Here's a short video of my turtlebot responding ot voice commands using the Pocketsphinx ROS package.
Here's is short tutorial on how to do colored blob tracking using ROS Hydro and the cmvision package. This is building on the package that I build in the line follower demo. Here's a video of the color tracking.
The first setep is to get the cmvision library. That will depend on the version of ROS that you are using but for Hydro it's:
sudo apt-get ros-hydro-cmvision
Once you have that installed you need to figure out what color you want to track. In my case I just used a brightly colored balloon. You get better results using something that will stand out from the rest of the objects in a room. To find the color to track run:
rosrun cmvision colorgui image:=/camera/rgb/image_color
You may need to replace the image ...
from scratch. So now the turtlebot is running a version of ROS Fuerte and I have the newest verson of ROS Hydro on a virtual box for my workstation. I put together a simple line following program to test everything out. You can follow along to create your own or just grab the completed project from my github repo.
One new thing I ran into is that creating packages with Hydro is a little different than before. You still use the same arguments but this time create a new package using catkin_create_package. The package we will make is going to use std_msgs, rospy, and the turtlebot_node. To do this move into your working directory and run the following
catkin_create_pkg line_follower std_msgs rospy turtlebot_node
Use roscreate_pkg if you are still on an older version of ROS. You should have a line_follower directory in you workspace now. Move to that directory and create a nodes folder. In the nodes folder we will create the actual ...
The bigger and slightly less hacked together brother to my Autonomous Roomba is the Turtlebot. If you haven't heard of the Turtlebot, just let me say that it is probably the coolest creation of hobby and research robotics.
The downside is that the ready to go kits are pretty expensive at around $1000, which puts it out of the range for most hobbiests. If you have been here before, then you know what happened next. Here's the BOM for my homebuilt turtlebot. You end up spending a bit more on the mini-ITX board but this board has the advantage of comming with a built in step-up power regulator. That let's me get away with running it off of an 11.1V LiPo. Most of the boards I found needed 19V to run which means you would need to spend more ...
The information for my autonomous car project is starting to get a bit spread out between all the update posts, so I though making a nice summary was in order.

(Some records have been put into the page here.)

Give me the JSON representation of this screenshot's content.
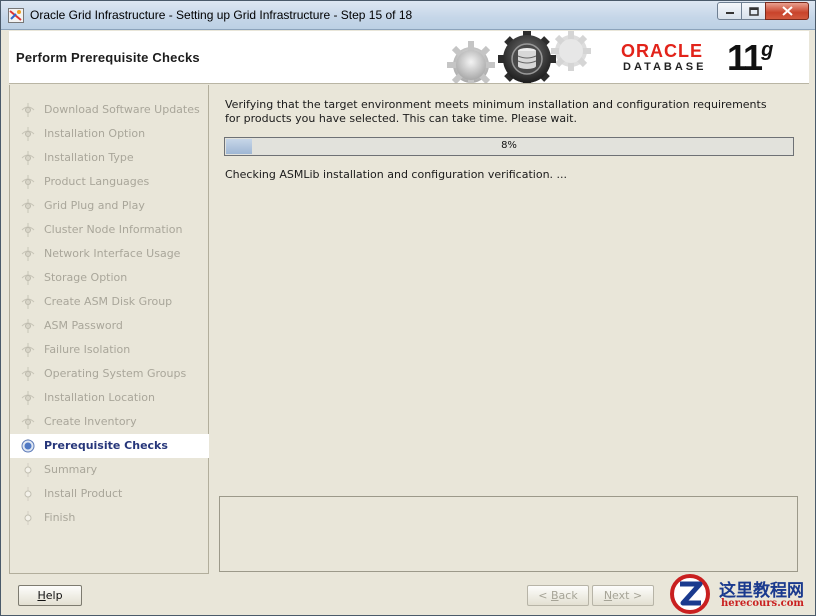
{
  "window": {
    "title": "Oracle Grid Infrastructure - Setting up Grid Infrastructure - Step 15 of 18"
  },
  "header": {
    "page_title": "Perform Prerequisite Checks",
    "logo_oracle": "ORACLE",
    "logo_database": "DATABASE",
    "logo_version_number": "11",
    "logo_version_letter": "g"
  },
  "steps": [
    {
      "label": "Download Software Updates",
      "state": "done"
    },
    {
      "label": "Installation Option",
      "state": "done"
    },
    {
      "label": "Installation Type",
      "state": "done"
    },
    {
      "label": "Product Languages",
      "state": "done"
    },
    {
      "label": "Grid Plug and Play",
      "state": "done"
    },
    {
      "label": "Cluster Node Information",
      "state": "done"
    },
    {
      "label": "Network Interface Usage",
      "state": "done"
    },
    {
      "label": "Storage Option",
      "state": "done"
    },
    {
      "label": "Create ASM Disk Group",
      "state": "done"
    },
    {
      "label": "ASM Password",
      "state": "done"
    },
    {
      "label": "Failure Isolation",
      "state": "done"
    },
    {
      "label": "Operating System Groups",
      "state": "done"
    },
    {
      "label": "Installation Location",
      "state": "done"
    },
    {
      "label": "Create Inventory",
      "state": "done"
    },
    {
      "label": "Prerequisite Checks",
      "state": "current"
    },
    {
      "label": "Summary",
      "state": "pending"
    },
    {
      "label": "Install Product",
      "state": "pending"
    },
    {
      "label": "Finish",
      "state": "pending"
    }
  ],
  "content": {
    "description": "Verifying that the target environment meets minimum installation and configuration requirements for products you have selected. This can take time. Please wait.",
    "progress_value": 0.08,
    "progress_text": "8%",
    "status_text": "Checking ASMLib installation and configuration verification. ..."
  },
  "buttons": {
    "help_label": "Help",
    "back_label": "< Back",
    "next_label": "Next >"
  },
  "watermark": {
    "cn": "这里教程网",
    "en": "herecours.com"
  },
  "colors": {
    "oracle_red": "#e2231a",
    "current_step": "#26367a",
    "progress_fill": "#9fb7d4"
  }
}
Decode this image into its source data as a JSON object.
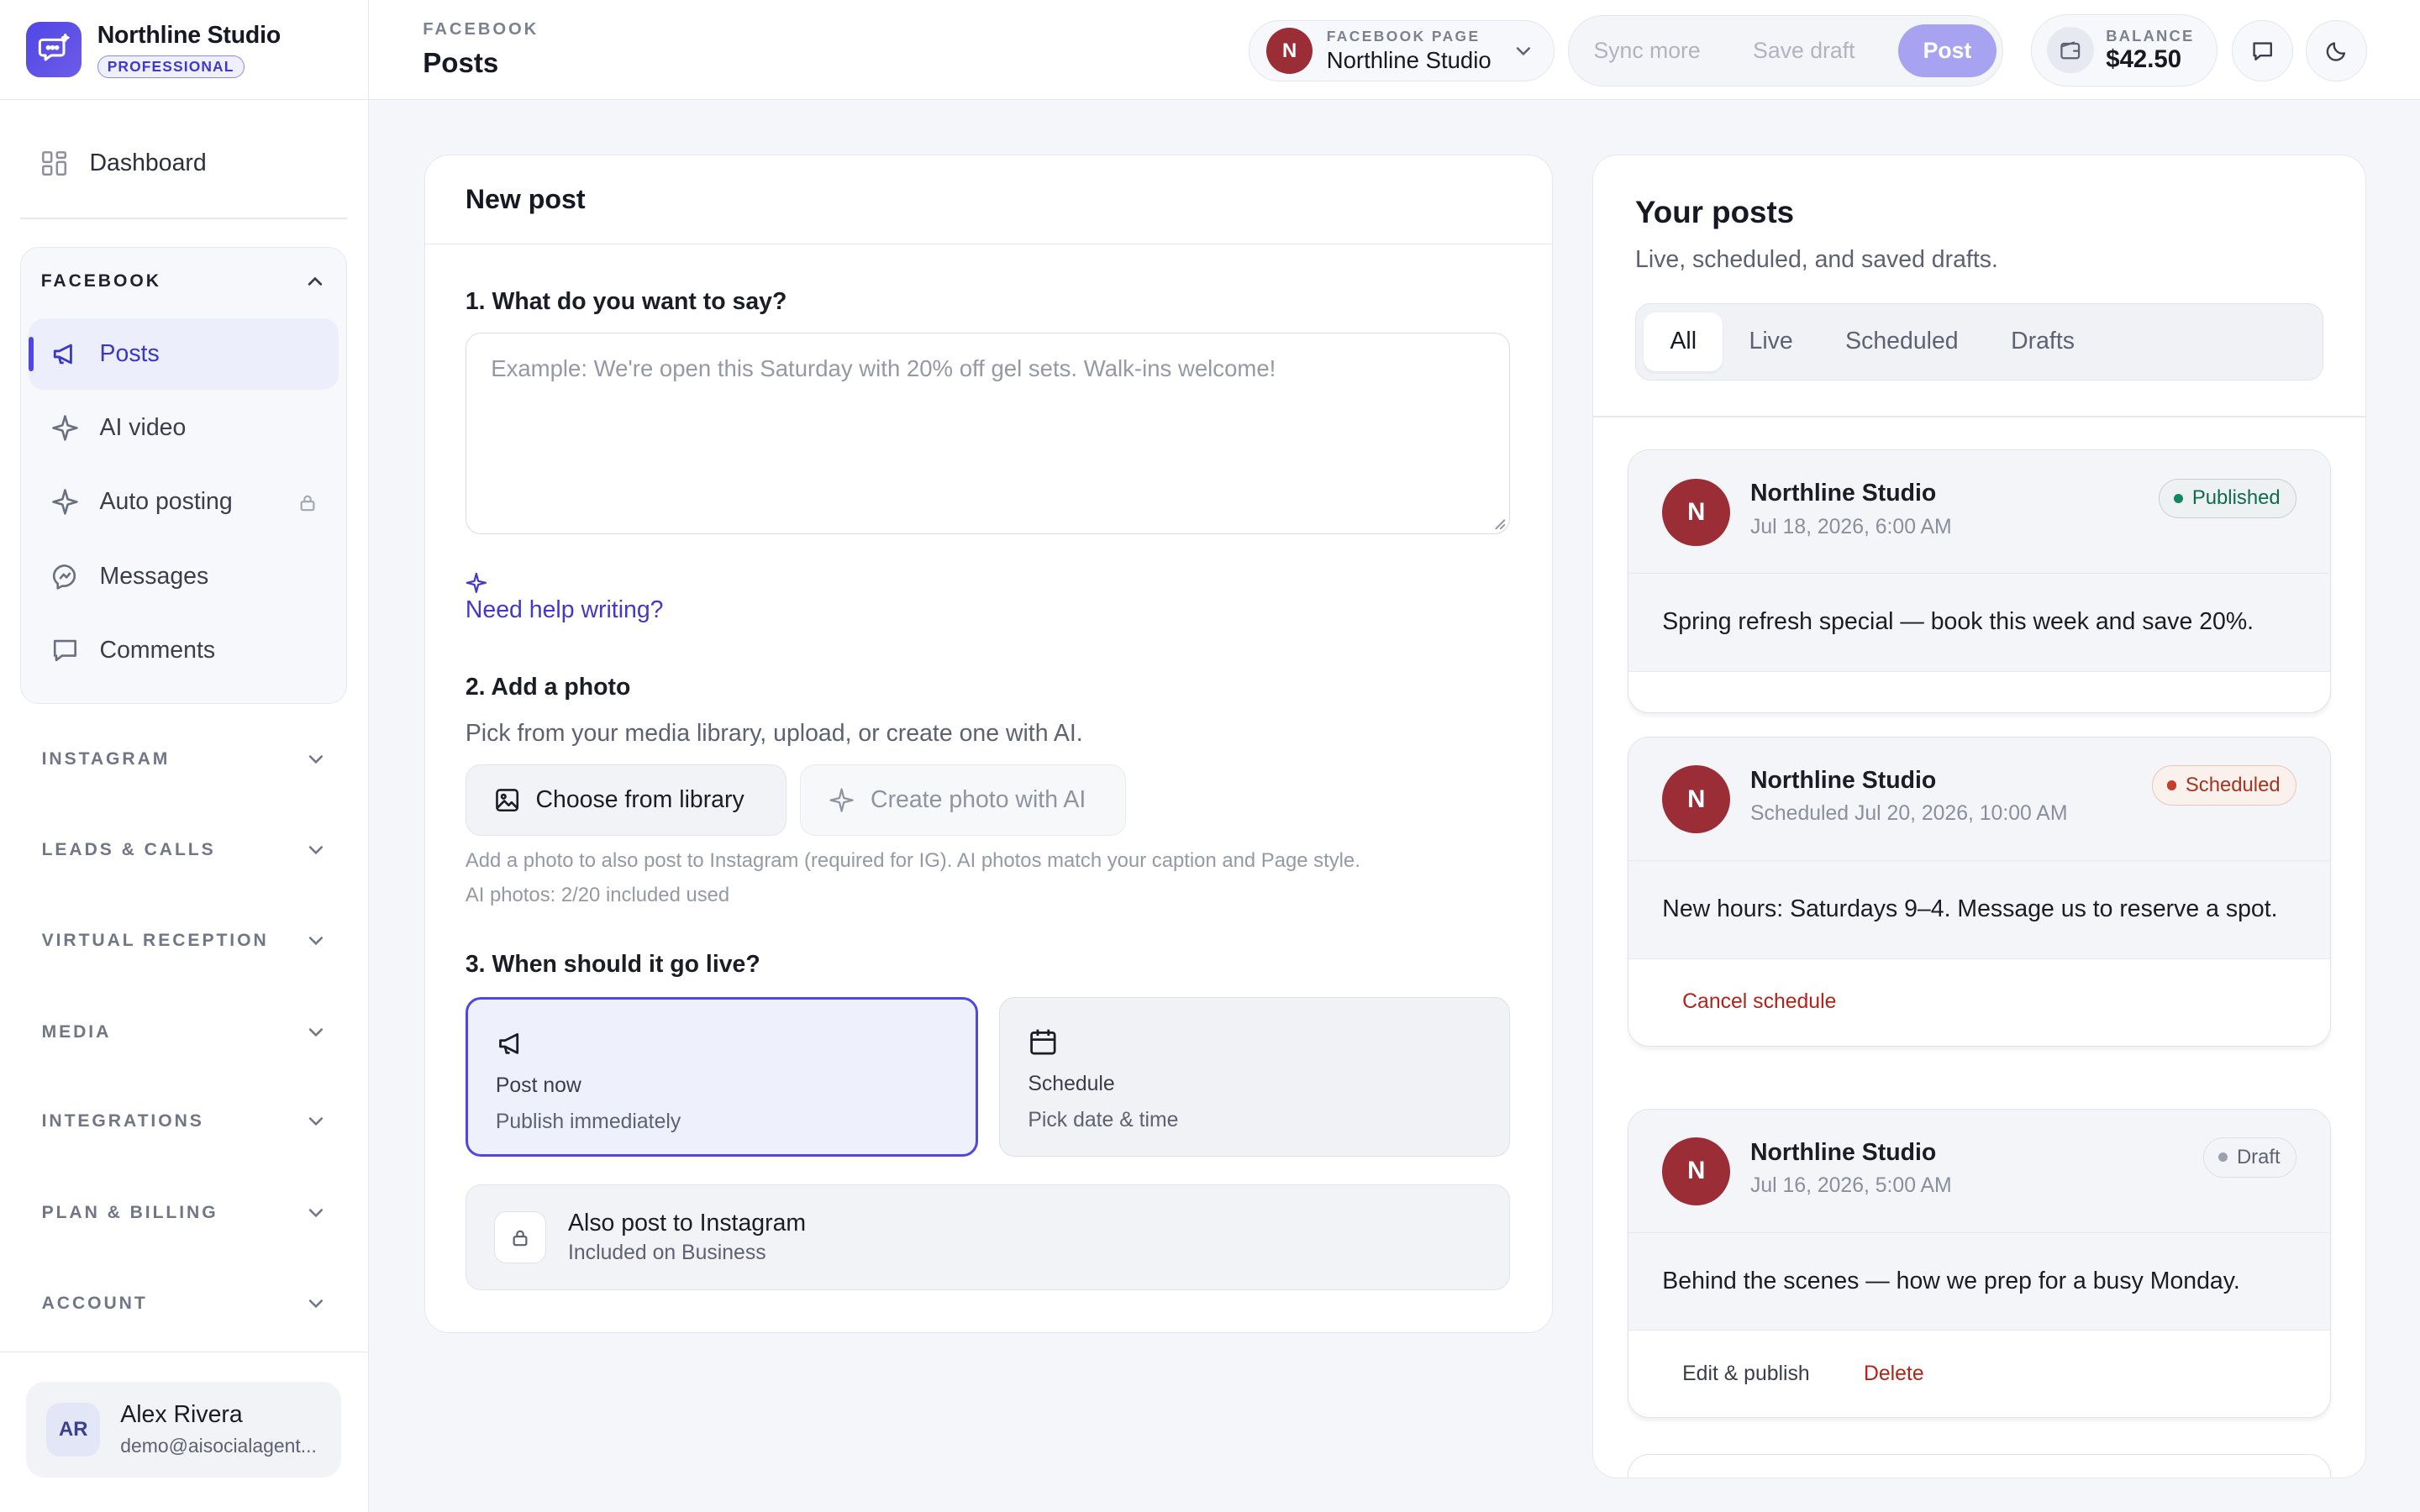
{
  "brand": {
    "name": "Northline Studio",
    "plan_badge": "PROFESSIONAL"
  },
  "sidebar": {
    "dashboard_label": "Dashboard",
    "facebook": {
      "label": "FACEBOOK",
      "items": [
        {
          "label": "Posts",
          "icon": "megaphone-icon",
          "active": true
        },
        {
          "label": "AI video",
          "icon": "sparkle-icon"
        },
        {
          "label": "Auto posting",
          "icon": "sparkle-icon",
          "locked": true
        },
        {
          "label": "Messages",
          "icon": "messenger-icon"
        },
        {
          "label": "Comments",
          "icon": "comment-icon"
        }
      ]
    },
    "sections": [
      {
        "label": "INSTAGRAM"
      },
      {
        "label": "LEADS & CALLS"
      },
      {
        "label": "VIRTUAL RECEPTION"
      },
      {
        "label": "MEDIA"
      },
      {
        "label": "INTEGRATIONS"
      },
      {
        "label": "PLAN & BILLING"
      },
      {
        "label": "ACCOUNT"
      }
    ]
  },
  "user": {
    "initials": "AR",
    "name": "Alex Rivera",
    "email": "demo@aisocialagent..."
  },
  "header": {
    "breadcrumb": "FACEBOOK",
    "title": "Posts",
    "page_selector": {
      "label": "FACEBOOK PAGE",
      "avatar": "N",
      "name": "Northline Studio"
    },
    "actions": {
      "sync": "Sync more",
      "save_draft": "Save draft",
      "post": "Post"
    },
    "balance": {
      "label": "BALANCE",
      "value": "$42.50"
    }
  },
  "new_post": {
    "title": "New post",
    "q1": "1. What do you want to say?",
    "placeholder": "Example: We're open this Saturday with 20% off gel sets. Walk-ins welcome!",
    "help_link": "Need help writing?",
    "q2": "2. Add a photo",
    "q2_sub": "Pick from your media library, upload, or create one with AI.",
    "choose_library": "Choose from library",
    "create_ai": "Create photo with AI",
    "hint1": "Add a photo to also post to Instagram (required for IG). AI photos match your caption and Page style.",
    "hint2": "AI photos: 2/20 included used",
    "q3": "3. When should it go live?",
    "post_now": {
      "title": "Post now",
      "sub": "Publish immediately"
    },
    "schedule": {
      "title": "Schedule",
      "sub": "Pick date & time"
    },
    "instagram": {
      "title": "Also post to Instagram",
      "sub": "Included on Business"
    }
  },
  "your_posts": {
    "title": "Your posts",
    "subtitle": "Live, scheduled, and saved drafts.",
    "tabs": [
      "All",
      "Live",
      "Scheduled",
      "Drafts"
    ],
    "active_tab": "All",
    "posts": [
      {
        "avatar": "N",
        "author": "Northline Studio",
        "date": "Jul 18, 2026, 6:00 AM",
        "status": "Published",
        "text": "Spring refresh special — book this week and save 20%."
      },
      {
        "avatar": "N",
        "author": "Northline Studio",
        "date": "Scheduled Jul 20, 2026, 10:00 AM",
        "status": "Scheduled",
        "text": "New hours: Saturdays 9–4. Message us to reserve a spot.",
        "action": "Cancel schedule"
      },
      {
        "avatar": "N",
        "author": "Northline Studio",
        "date": "Jul 16, 2026, 5:00 AM",
        "status": "Draft",
        "text": "Behind the scenes — how we prep for a busy Monday.",
        "actions": [
          "Edit & publish",
          "Delete"
        ]
      }
    ]
  },
  "colors": {
    "accent": "#4f46e5",
    "brand_avatar": "#9b2d36",
    "danger": "#b42318",
    "success": "#10865e"
  }
}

In part 1, I laid out my plans for the navigation algorithm and spent some time working on the computer vision part of the project. I was looking at sending an unboard camera image from my Android phone to a laptop to do some lane detection. The large variation between different roads posed a problem. I did get the algorithm to work pretty well with a perfect-looking road. There were also some issues with lag between sending the image, processing, and sending it back.
I entered my autonomous car into a design contest held by the makers of the ChipKit board that I used. Here's the video I used for my entry.
To help explain the car's navigation algorithm I made a flow chart that shows how each part of the algorithm interacts with the sensors (click for a larger image).